Every year it happens: the large brome field surrounding our house gets a great summer cut. The guy who hays our field comes with his tractor, and over the course of an afternoon, the field goes from shoulder-length wild-child grass to a chic crew cut. Then the grass is corralled into long strips so it can be balled up into these massive haybales (about six feet high).
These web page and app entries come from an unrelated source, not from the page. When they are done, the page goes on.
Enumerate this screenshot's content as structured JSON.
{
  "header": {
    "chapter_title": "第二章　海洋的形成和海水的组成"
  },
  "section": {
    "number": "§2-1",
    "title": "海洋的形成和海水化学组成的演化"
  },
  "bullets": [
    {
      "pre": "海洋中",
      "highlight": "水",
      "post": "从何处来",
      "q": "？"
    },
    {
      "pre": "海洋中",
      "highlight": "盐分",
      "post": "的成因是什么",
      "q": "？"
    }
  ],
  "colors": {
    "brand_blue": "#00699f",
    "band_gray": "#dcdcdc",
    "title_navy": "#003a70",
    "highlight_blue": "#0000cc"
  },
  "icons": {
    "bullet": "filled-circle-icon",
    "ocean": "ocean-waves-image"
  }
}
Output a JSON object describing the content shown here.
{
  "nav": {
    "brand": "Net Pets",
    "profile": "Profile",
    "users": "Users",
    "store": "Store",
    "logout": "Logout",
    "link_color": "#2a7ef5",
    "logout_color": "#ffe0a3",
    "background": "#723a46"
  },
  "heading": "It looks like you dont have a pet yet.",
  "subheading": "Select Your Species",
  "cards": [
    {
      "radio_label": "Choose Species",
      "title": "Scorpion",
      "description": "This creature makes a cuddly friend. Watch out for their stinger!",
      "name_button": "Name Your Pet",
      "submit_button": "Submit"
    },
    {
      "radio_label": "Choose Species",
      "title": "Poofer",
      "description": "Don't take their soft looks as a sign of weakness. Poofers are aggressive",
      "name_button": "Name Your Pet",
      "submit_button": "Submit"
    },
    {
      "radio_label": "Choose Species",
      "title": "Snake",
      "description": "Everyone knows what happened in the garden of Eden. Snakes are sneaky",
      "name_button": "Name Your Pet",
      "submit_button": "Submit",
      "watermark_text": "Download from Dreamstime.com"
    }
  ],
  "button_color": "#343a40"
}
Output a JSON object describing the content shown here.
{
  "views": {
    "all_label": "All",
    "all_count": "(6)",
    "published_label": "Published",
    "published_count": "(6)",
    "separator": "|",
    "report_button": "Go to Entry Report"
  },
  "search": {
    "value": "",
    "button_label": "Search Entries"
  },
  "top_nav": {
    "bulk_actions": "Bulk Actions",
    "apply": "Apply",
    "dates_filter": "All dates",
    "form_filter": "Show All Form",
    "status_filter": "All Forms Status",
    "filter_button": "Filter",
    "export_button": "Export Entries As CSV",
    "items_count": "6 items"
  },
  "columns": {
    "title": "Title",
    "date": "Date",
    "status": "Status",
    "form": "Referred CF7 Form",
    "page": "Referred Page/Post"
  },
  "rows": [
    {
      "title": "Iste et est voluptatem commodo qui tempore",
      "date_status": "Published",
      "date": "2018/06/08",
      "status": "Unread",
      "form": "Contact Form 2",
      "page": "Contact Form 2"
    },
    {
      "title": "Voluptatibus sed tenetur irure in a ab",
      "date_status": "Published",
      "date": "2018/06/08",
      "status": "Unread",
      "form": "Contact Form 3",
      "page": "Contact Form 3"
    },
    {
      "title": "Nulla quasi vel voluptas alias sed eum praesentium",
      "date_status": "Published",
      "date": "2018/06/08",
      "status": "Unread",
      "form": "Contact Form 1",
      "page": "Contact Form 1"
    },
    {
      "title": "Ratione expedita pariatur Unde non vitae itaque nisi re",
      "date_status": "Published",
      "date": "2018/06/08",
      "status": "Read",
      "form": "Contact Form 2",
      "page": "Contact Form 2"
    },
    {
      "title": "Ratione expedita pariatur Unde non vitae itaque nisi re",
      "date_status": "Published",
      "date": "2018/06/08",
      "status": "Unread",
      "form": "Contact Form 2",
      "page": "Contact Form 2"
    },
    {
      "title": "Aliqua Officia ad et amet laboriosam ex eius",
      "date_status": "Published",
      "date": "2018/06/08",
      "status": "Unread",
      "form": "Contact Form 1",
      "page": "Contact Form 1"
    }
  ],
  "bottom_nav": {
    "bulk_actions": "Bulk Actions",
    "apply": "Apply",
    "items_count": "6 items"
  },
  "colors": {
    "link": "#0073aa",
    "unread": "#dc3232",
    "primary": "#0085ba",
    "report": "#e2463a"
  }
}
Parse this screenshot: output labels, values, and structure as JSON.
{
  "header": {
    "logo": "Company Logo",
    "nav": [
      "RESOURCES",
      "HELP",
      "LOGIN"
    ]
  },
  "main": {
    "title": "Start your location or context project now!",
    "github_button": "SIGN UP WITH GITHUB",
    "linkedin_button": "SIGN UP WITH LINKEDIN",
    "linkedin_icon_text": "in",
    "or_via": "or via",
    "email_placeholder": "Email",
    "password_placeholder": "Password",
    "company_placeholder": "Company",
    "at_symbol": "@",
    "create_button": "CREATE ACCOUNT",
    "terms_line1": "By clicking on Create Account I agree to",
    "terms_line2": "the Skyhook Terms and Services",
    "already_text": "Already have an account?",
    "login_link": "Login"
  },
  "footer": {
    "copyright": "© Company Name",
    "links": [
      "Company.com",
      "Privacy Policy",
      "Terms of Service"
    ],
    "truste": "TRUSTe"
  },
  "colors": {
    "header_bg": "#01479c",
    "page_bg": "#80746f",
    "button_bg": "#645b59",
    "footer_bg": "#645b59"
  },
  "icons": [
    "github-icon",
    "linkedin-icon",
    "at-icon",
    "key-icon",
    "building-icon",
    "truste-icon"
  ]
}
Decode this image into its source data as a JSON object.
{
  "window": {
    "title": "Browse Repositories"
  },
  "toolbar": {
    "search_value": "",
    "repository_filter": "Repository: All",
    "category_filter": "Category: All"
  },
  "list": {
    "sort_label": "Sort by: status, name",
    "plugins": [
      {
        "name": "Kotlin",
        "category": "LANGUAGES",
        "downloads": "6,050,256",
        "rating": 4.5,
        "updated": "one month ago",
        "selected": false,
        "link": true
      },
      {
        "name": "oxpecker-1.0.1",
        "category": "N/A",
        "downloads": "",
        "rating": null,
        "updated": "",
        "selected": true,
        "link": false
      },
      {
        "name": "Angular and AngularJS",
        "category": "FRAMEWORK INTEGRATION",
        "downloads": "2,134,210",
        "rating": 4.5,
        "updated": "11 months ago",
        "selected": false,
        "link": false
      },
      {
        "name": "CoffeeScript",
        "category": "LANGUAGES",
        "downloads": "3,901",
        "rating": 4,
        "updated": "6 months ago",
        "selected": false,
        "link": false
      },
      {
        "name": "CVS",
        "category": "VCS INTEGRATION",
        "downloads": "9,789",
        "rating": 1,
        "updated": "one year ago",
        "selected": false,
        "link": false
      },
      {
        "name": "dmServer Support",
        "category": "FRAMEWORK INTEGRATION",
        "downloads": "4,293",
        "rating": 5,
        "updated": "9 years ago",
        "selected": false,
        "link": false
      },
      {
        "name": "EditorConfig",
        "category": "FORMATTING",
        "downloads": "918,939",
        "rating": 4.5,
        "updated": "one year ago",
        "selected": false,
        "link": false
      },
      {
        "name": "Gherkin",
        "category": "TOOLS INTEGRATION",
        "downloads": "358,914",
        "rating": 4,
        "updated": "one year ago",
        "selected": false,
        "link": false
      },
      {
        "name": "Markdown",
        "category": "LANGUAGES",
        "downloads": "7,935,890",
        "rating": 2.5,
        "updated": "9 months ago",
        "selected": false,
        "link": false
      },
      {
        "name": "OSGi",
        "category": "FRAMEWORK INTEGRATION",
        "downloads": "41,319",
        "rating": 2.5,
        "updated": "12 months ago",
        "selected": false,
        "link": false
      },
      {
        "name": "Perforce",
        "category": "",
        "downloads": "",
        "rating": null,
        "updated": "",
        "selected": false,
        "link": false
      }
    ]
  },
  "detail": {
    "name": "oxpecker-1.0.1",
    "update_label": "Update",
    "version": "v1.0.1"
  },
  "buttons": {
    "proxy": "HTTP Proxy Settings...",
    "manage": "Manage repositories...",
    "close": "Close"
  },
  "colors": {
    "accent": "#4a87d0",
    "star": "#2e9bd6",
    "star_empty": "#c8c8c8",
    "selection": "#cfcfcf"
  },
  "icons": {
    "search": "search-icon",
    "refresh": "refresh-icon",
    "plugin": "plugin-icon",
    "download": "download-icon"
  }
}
For me, the day of the crew cut feels like a clearing, making space for what comes next even, if it’s just big balls of hall. In a similar way as our April burning of the prairie feels like a rite of passage, so does haying time. The bales, especially in dim light, seem like animals grazing in the freshly-cut field, and the real animals — turkeys and deer mostly — come out to investigate soon after the tractor leaves. The cycle of the farm continually reminds me of change, impermanance, new life. Somewhere a cow will eat this hay on the other side of the seasonal wheel, deep in winter. Right now, the open slate of the field gleams in the 95-degree wind.